There have been some lovely springy days recently. The sun is pushing between clouds and there's a lightening of the sky. Bulbs that were hidden are peeping out of the soil, breaking through to feel the early spring warmth in the air.
Your snowdrops are blooming too. I walk past them every time I pass the front door. They sit in a pot that I took from your garden after your death, shovelling earth with my bare hands, panic rising; I needed to grasp any part of you that I could before your home was completely emptied, your belongings sold off or chucked in a skip in the weeks following your death. I can conjure it in my mind like it was yesterday: old shoes and clothes (that you were wearing just the other day), bloody mattress, broken tyres, iron rods all jumbled up. It felt like you were being torn apart in front of my eyes. I wandered through your home and the surrounding land, like a trespasser combing a bomb site, looking for remnants of treasure, no idea what to hold onto and what to let go, no idea what my rights were. I was not your wife, or your widow and I was not family, but your heart belonged to me and your heart, the only thing I really wanted, was gone.
I was there with my friend that day, just wanting to sit once more on the verandah where we were first drank tea, our boots side by side on the railings, the promise of love hanging in the air, our future spread out like the vista of the wide expanse of moorland in front of us. I wanted to show someone where you lived. She was talking about her boyfriend and, for a moment, I was ok, comparing notes and then I remember the moment when the world cracked open again and I lost the plot because the boyfriend I was comparing to hers was dead. And I walked away from her crying and started digging up the ground with my hands because suddenly I needed snowdrops like the ones your brother had dug up for your mum and I needed them now, in case they too were stolen from me. It was a moment when I realised that everything had changed, that I couldn't relate anymore to normal people with their normal experiences of life.

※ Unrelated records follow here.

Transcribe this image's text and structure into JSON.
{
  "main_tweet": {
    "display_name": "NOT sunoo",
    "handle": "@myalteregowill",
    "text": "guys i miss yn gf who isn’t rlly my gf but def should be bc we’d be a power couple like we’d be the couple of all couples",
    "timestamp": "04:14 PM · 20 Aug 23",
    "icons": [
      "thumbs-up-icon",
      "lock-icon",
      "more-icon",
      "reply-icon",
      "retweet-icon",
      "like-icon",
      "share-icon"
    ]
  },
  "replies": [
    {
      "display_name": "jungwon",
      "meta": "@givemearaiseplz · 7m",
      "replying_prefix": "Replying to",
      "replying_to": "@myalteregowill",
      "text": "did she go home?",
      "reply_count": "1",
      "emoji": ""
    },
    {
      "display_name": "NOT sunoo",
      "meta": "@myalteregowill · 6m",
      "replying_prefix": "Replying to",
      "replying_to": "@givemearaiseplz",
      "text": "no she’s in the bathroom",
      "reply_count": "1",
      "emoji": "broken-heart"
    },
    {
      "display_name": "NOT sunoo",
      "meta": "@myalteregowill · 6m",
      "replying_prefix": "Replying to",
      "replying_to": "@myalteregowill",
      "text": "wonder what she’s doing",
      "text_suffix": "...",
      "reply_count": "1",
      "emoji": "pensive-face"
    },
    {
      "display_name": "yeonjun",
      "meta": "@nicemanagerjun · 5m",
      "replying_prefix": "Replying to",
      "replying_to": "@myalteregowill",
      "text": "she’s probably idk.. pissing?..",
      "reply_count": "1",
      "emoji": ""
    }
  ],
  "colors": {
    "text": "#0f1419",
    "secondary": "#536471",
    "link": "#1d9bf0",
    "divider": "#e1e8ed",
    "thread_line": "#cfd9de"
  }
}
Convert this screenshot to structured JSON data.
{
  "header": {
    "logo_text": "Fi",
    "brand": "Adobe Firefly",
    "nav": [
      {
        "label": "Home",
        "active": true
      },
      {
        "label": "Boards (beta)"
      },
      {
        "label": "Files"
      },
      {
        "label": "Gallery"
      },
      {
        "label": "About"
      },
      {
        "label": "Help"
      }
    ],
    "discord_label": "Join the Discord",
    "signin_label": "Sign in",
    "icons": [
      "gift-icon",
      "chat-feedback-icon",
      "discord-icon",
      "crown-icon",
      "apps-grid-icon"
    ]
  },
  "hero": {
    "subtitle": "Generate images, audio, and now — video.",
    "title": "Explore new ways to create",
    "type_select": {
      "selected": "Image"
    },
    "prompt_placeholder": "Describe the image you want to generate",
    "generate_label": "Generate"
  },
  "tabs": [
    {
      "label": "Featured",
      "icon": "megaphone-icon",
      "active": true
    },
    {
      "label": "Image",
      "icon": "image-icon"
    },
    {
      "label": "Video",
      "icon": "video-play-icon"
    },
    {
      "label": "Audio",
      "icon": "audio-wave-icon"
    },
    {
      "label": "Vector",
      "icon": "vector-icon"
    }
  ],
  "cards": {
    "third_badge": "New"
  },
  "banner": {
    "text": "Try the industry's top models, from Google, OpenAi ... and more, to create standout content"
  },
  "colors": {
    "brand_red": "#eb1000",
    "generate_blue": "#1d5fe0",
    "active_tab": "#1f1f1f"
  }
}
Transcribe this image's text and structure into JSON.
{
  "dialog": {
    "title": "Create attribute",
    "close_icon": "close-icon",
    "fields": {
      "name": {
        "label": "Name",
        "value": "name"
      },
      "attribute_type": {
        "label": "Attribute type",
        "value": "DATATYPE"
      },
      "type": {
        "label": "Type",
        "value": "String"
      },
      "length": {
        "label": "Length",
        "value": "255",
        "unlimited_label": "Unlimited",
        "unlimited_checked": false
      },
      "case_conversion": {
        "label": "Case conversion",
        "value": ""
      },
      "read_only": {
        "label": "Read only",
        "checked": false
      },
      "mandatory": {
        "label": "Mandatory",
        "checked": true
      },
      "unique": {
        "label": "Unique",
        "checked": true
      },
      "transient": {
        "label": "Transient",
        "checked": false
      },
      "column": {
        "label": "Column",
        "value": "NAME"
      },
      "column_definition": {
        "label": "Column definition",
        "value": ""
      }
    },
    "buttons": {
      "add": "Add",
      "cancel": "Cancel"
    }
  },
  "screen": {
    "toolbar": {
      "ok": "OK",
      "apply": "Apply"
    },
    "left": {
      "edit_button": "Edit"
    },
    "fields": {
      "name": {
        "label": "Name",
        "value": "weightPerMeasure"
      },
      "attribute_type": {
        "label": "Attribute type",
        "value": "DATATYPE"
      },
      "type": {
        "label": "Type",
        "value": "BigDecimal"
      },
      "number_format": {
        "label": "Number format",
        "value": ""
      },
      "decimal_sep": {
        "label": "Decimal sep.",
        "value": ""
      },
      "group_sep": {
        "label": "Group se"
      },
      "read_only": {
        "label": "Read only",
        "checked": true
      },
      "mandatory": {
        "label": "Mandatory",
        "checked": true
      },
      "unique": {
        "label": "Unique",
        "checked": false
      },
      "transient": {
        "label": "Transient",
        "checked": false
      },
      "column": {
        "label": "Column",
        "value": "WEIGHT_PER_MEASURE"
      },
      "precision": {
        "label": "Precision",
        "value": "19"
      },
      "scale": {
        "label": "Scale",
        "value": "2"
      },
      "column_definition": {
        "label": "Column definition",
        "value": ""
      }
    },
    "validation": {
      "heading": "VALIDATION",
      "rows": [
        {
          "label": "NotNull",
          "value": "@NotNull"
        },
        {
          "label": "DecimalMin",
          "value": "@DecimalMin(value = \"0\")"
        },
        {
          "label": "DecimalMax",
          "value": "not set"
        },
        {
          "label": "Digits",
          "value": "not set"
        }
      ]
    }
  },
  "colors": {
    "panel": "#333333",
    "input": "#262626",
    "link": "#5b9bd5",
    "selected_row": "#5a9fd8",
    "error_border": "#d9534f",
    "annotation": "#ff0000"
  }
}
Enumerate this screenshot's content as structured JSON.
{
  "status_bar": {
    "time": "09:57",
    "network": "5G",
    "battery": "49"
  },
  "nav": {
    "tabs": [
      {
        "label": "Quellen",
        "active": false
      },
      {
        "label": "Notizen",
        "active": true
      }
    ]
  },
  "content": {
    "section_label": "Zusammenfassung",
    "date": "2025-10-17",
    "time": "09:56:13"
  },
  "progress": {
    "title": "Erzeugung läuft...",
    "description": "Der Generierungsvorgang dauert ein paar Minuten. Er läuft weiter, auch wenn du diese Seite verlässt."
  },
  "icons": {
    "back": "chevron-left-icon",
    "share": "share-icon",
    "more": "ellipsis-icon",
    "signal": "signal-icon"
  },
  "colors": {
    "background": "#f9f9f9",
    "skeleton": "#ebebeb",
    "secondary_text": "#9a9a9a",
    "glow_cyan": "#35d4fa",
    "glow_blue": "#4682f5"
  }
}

I'm glad I took the snowdrops now. They are a little symbol of the cycle of life, of regrowth and rebirth and they hold, somehow, a little memory of you in each fragile bud. They sit next to the moon gazing hare that I took from my mum's garden at the last minute before the new owner's moved in. My mum's friend told me that a moon gazing hare is a symbol of growth and new beginnings so I brought it to my new house in the hope that it might bring me some luck. But the wind blew it over and smashed it so that now it is a one-eared hare which doesn't feel quite so auspicious.
I took the photo of the snowdrops a couple of weeks ago, thinking that it would make a nice metaphor for grief. I thought I would write an uplifting piece in the run up to the anniversary of your death in which I was a snowdrop, buried grief-deep through the winter but pushing through the darkness into the light, ready to create a new future. It would be a convenient comparison. A year of grief is enough for anyone. Seriously, a year of this kind of grief is too much, for anyone. I can't live in the underworld forever. I want so much to live again, to love again, to touch someone that breathes. A metaphysical love is not enough for me. Eight months of love is not enough for me. I want something more. And yet.
As usual, grief does not do my bidding and for the last week or so I have felt like I am back at the beginning again. 'Grief is snakes and ladders,' I wrote a while back, only it's snakes and ladders without a winner or an end point and, even when you've made it through three hundred and fifty-five days of grief and you think the end is in sight, you can land on a snake and feel like you've gone right back to square one. 'I don't cry every day anymore,' I wrote, back in October and I didn't. But now I am crying every day again, I feel all at sea again, waves crashing, storm raging, tossed about like I don't know which way is up and which way is down, like I can't separate the past and the present from the future. I feel I'm part of some mythological drama where the gods and the devils are fighting for my soul, like I'm being dragged to the underworld and pulled back into the light over and over again while some kind of orchestral crescendo builds and cymbals crash and I'm not sure where I'm going to land. It is horrible to be flung about like this and the logical part of my brain asks why this is necessary. I know what happened. Why re-live every moment? But grief is not logical and I can't control it so I must go with it and know that, as it has before, it will pass and there will be calm again soon.
And as I sit here, clearing out my old office, trying to let go of the past, I realise that there is a huge difference still between the grief that is raging now and the grief that I felt at the beginning and the difference is this: I know now that I will survive. I know now that, for as long as I'm alive, I can survive anything. I am not at square one after all. I can see ladders scattered about and I know how to climb them if I just keep rolling the dice and moving forwards. Regardless of how I feel just now, I know that new life will come and I know that the metaphor I started out with still serves. I am as fragile as a snowdrop fighting through the frost and the cold, reaching for the light, peeping out of the darkness and I am a moon gazing hare with one ear - irreparably broken but still here, still hoping that something better is around the corner.